About this exercise
Please repeat all of the records, keeping every word unchanged.

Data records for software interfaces
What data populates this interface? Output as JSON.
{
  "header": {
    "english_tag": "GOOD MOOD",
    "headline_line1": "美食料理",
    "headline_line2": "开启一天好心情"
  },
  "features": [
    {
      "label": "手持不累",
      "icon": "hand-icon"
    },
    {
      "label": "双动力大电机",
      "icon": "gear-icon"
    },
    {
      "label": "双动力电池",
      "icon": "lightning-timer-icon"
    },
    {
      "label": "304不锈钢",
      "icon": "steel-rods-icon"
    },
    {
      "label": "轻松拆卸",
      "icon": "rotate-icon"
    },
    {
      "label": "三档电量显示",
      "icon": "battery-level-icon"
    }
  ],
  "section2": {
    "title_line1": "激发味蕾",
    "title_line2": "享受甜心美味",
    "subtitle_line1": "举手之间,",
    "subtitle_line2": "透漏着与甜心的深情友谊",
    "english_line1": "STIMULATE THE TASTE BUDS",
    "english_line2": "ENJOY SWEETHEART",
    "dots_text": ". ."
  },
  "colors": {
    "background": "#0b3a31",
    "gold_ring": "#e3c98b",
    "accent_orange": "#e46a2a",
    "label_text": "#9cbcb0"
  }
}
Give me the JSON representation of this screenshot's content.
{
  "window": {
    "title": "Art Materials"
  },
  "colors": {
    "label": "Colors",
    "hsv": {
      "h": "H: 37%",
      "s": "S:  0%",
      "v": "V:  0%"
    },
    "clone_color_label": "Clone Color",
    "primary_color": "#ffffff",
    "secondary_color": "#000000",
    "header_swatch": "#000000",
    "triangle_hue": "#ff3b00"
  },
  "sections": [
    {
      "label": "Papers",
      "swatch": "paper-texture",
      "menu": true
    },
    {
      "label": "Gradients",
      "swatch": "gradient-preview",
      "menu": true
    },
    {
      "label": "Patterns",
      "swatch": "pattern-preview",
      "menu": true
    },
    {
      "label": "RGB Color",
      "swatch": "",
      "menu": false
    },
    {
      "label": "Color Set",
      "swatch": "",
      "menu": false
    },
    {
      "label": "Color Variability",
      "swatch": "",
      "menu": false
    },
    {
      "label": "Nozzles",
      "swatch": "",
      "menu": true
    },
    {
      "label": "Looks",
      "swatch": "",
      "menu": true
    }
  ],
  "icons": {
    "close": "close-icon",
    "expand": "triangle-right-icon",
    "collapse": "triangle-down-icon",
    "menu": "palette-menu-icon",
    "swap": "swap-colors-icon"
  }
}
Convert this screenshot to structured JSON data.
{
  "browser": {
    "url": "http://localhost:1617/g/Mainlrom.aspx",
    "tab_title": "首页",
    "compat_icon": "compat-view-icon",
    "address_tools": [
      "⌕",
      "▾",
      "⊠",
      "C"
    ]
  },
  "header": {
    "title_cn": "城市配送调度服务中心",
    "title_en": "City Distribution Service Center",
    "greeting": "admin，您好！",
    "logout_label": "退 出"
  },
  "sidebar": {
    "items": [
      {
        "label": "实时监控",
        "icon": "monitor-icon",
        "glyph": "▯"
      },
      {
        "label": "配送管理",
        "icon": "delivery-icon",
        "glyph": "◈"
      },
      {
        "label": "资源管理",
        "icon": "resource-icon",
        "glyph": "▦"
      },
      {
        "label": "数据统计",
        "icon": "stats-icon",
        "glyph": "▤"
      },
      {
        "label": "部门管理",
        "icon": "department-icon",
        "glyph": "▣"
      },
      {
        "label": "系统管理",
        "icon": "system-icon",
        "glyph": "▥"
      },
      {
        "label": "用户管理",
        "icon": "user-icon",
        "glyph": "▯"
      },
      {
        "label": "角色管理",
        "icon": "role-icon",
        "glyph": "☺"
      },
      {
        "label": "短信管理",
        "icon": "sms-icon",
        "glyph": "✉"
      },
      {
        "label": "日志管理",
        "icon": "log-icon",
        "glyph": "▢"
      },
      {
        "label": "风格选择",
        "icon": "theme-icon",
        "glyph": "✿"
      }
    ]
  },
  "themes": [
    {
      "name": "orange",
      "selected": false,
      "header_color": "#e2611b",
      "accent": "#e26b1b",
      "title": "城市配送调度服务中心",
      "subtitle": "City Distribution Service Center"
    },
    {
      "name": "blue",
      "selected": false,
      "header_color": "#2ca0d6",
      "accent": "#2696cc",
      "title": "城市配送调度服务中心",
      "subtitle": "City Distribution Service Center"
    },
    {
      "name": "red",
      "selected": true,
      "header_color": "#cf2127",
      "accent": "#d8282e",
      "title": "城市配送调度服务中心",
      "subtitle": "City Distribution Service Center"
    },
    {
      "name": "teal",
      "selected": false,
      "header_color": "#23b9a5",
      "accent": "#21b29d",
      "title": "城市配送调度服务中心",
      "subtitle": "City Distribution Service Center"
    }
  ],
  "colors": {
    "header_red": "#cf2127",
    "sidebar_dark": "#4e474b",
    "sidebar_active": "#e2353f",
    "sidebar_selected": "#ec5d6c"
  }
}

Result
What data populates this interface? Output as JSON.
{
  "header": {
    "english_tag": "GOOD MOOD",
    "headline_line1": "美食料理",
    "headline_line2": "开启一天好心情"
  },
  "features": [
    {
      "label": "手持不累",
      "icon": "hand-icon"
    },
    {
      "label": "双动力大电机",
      "icon": "gear-icon"
    },
    {
      "label": "双动力电池",
      "icon": "lightning-timer-icon"
    },
    {
      "label": "304不锈钢",
      "icon": "steel-rods-icon"
    },
    {
      "label": "轻松拆卸",
      "icon": "rotate-icon"
    },
    {
      "label": "三档电量显示",
      "icon": "battery-level-icon"
    }
  ],
  "section2": {
    "title_line1": "激发味蕾",
    "title_line2": "享受甜心美味",
    "subtitle_line1": "举手之间,",
    "subtitle_line2": "透漏着与甜心的深情友谊",
    "english_line1": "STIMULATE THE TASTE BUDS",
    "english_line2": "ENJOY SWEETHEART",
    "dots_text": ". ."
  },
  "colors": {
    "background": "#0b3a31",
    "gold_ring": "#e3c98b",
    "accent_orange": "#e46a2a",
    "label_text": "#9cbcb0"
  }
}
Give me the JSON representation of this screenshot's content.
{
  "window": {
    "title": "Art Materials"
  },
  "colors": {
    "label": "Colors",
    "hsv": {
      "h": "H: 37%",
      "s": "S:  0%",
      "v": "V:  0%"
    },
    "clone_color_label": "Clone Color",
    "primary_color": "#ffffff",
    "secondary_color": "#000000",
    "header_swatch": "#000000",
    "triangle_hue": "#ff3b00"
  },
  "sections": [
    {
      "label": "Papers",
      "swatch": "paper-texture",
      "menu": true
    },
    {
      "label": "Gradients",
      "swatch": "gradient-preview",
      "menu": true
    },
    {
      "label": "Patterns",
      "swatch": "pattern-preview",
      "menu": true
    },
    {
      "label": "RGB Color",
      "swatch": "",
      "menu": false
    },
    {
      "label": "Color Set",
      "swatch": "",
      "menu": false
    },
    {
      "label": "Color Variability",
      "swatch": "",
      "menu": false
    },
    {
      "label": "Nozzles",
      "swatch": "",
      "menu": true
    },
    {
      "label": "Looks",
      "swatch": "",
      "menu": true
    }
  ],
  "icons": {
    "close": "close-icon",
    "expand": "triangle-right-icon",
    "collapse": "triangle-down-icon",
    "menu": "palette-menu-icon",
    "swap": "swap-colors-icon"
  }
}
Convert this screenshot to structured JSON data.
{
  "browser": {
    "url": "http://localhost:1617/g/Mainlrom.aspx",
    "tab_title": "首页",
    "compat_icon": "compat-view-icon",
    "address_tools": [
      "⌕",
      "▾",
      "⊠",
      "C"
    ]
  },
  "header": {
    "title_cn": "城市配送调度服务中心",
    "title_en": "City Distribution Service Center",
    "greeting": "admin，您好！",
    "logout_label": "退 出"
  },
  "sidebar": {
    "items": [
      {
        "label": "实时监控",
        "icon": "monitor-icon",
        "glyph": "▯"
      },
      {
        "label": "配送管理",
        "icon": "delivery-icon",
        "glyph": "◈"
      },
      {
        "label": "资源管理",
        "icon": "resource-icon",
        "glyph": "▦"
      },
      {
        "label": "数据统计",
        "icon": "stats-icon",
        "glyph": "▤"
      },
      {
        "label": "部门管理",
        "icon": "department-icon",
        "glyph": "▣"
      },
      {
        "label": "系统管理",
        "icon": "system-icon",
        "glyph": "▥"
      },
      {
        "label": "用户管理",
        "icon": "user-icon",
        "glyph": "▯"
      },
      {
        "label": "角色管理",
        "icon": "role-icon",
        "glyph": "☺"
      },
      {
        "label": "短信管理",
        "icon": "sms-icon",
        "glyph": "✉"
      },
      {
        "label": "日志管理",
        "icon": "log-icon",
        "glyph": "▢"
      },
      {
        "label": "风格选择",
        "icon": "theme-icon",
        "glyph": "✿"
      }
    ]
  },
  "themes": [
    {
      "name": "orange",
      "selected": false,
      "header_color": "#e2611b",
      "accent": "#e26b1b",
      "title": "城市配送调度服务中心",
      "subtitle": "City Distribution Service Center"
    },
    {
      "name": "blue",
      "selected": false,
      "header_color": "#2ca0d6",
      "accent": "#2696cc",
      "title": "城市配送调度服务中心",
      "subtitle": "City Distribution Service Center"
    },
    {
      "name": "red",
      "selected": true,
      "header_color": "#cf2127",
      "accent": "#d8282e",
      "title": "城市配送调度服务中心",
      "subtitle": "City Distribution Service Center"
    },
    {
      "name": "teal",
      "selected": false,
      "header_color": "#23b9a5",
      "accent": "#21b29d",
      "title": "城市配送调度服务中心",
      "subtitle": "City Distribution Service Center"
    }
  ],
  "colors": {
    "header_red": "#cf2127",
    "sidebar_dark": "#4e474b",
    "sidebar_active": "#e2353f",
    "sidebar_selected": "#ec5d6c"
  }
}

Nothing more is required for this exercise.